I’ve considered it, and if the right story for him comes along, I’ll do it. The precocious kids do make me wonder what they’ll be like as adults. But at this moment, I have no plans for him.
“(3) Do you re-read the stories that you wrote after they are printed? if so, what are some of your thoughts?”
I wait a while, usually, then sit back and try to read it as though I were a reader. I tend to be less judgmental then than I am when writing the book. I’ll notice things I’d like to fix–but I am somewhat compulsive, so nothing’s ever going to pass muster completely.. Mainly, though it’s an opportunity to sit back and have fun with what I’ve created.
“(4) When you just start out as a writer, who were some of the authors that you read and enjoyed and like, perhaps enough to emulate?”
Charles Dickens. Oscar Wilde. Jane Austen. P.G. Wodehouse.
“I’d love to know which of your other characters are reworkings. “

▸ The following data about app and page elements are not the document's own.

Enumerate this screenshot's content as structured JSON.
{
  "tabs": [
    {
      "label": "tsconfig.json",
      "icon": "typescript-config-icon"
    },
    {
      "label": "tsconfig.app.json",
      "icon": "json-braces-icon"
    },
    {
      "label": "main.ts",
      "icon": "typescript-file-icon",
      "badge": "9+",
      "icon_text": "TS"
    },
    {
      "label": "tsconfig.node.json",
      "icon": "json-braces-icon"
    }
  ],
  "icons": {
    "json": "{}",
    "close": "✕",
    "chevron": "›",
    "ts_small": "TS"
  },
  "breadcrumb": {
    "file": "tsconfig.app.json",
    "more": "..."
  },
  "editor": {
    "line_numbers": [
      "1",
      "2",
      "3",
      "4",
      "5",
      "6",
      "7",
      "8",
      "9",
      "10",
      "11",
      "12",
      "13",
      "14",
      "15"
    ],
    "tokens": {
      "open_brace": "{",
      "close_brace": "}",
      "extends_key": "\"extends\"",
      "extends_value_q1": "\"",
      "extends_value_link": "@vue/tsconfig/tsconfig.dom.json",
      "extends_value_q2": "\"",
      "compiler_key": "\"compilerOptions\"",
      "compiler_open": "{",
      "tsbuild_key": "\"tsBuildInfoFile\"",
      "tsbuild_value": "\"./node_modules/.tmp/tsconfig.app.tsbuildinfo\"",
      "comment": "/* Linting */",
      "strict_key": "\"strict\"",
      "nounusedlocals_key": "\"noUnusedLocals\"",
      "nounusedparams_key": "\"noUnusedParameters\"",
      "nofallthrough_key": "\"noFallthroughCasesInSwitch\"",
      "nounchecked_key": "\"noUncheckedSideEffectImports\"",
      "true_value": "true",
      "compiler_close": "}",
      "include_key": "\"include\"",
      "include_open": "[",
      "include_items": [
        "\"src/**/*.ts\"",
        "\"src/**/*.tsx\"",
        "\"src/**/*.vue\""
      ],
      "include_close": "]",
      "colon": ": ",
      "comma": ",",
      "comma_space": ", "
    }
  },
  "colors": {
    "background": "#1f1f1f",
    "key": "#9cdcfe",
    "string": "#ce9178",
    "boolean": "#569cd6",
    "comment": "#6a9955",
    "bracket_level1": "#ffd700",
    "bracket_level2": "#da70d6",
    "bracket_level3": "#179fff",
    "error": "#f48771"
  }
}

Daphne Pembroke in MR. IMPOSSIBLE was a response to Dorothea in MIDDLEMARCH. What happens is, I look at these characters and play the What If game. Like, What if Dorothea had had a real education instead of her “toybox” one? What if she’d had a brother who believed in her? What could she have accomplished, in spite of her horrible marriage? And what if she’d met a man who accepted and appreciated her exactly as she was?
Lady Dedlock of BLEAK HOUSE was a Victorian character, viewed through middle-class eyes. But in fact, she would have been a young woman about the time of my heroine. So I asked, What if we looked at her through Regency eyes? What if she came from a family much higher on the social scale? What if that family was completely different? What if she met a man who truly was a soulmate?
These are the two characters who were clearly re-workings for me: I consciously examined the fictional character, decided what aggravated me the most about her, and created my alternate universe. The original characters are, basically, the spark to get that What If creative machine going. In other cases, it’s more a matter of coming across a historic personage and using him/her as the spark. And then there are the characters who simply come from regions of the imagination. If they are a response to something I’ve read or seen, that source is buried somewhere in my subconscious.
Thank you, Loretta!
You can see more with Loretta at the Word Wenches blog.
Wow — fascinating, Loretta! Thanks for answering all those questions.
Now I just have to go read Middlemarch. 🙂
Loretta, thanks so much for returning here to reply to our questions.
I just read on the Wenches blog that you might possibly be going to Venice this fall. How lovely! Do write and tell us whether you were able to spot any gondola with that small black cabin.
Cara, it took me years to get to MIDDLEMARCH because of having to read SILAS MARNER in middle school or high school–and having it all go over my adolescent head. So I was bored, and thought George Eliot was a boring writer. But she’s wonderful–sharp and witty and a keen observer of human nature. But I have to confess, I might never have got back to Eliot if not for the wonderful BBC dramatization of MIDDLEMARCh with Rufus Sewell, who made my little heart go pitty-pat.
Keira, I’ve read that one Venetian gentleman has had a reproduction made of those early gondolas. But the water level has risen so much that it doesn’t fit under all the bridges! Still, if I get there (and it is iffy), I’m hoping to see one somewhere–maybe a museum?
Thanks for answering my questions. I love reading about the history along with the hero and heroine. I think it’s fabulous that you get to go to some of these places. I love to go.
Thanks for directing me to the “Mad Earl,” Loretta. I’ll go find a copy of the anthology.
Also, yes, Rufus Sewell made my heart go pitty-pat in Middlemarch, too. Though it hasn’t yet inspired me to read the book! Have slogged through Silas, though, at far too young an age (thank you, school curriculum).
Looking forward to more wonderful books, and will certainly re-read Lord of Scoundrels in its new cover come December. Marvelous book!
Anne – “The Mad Earl” is well worth seeking out. Instead of the usual short story it seems like a complete book shrunk to fit. So you get all the best bits!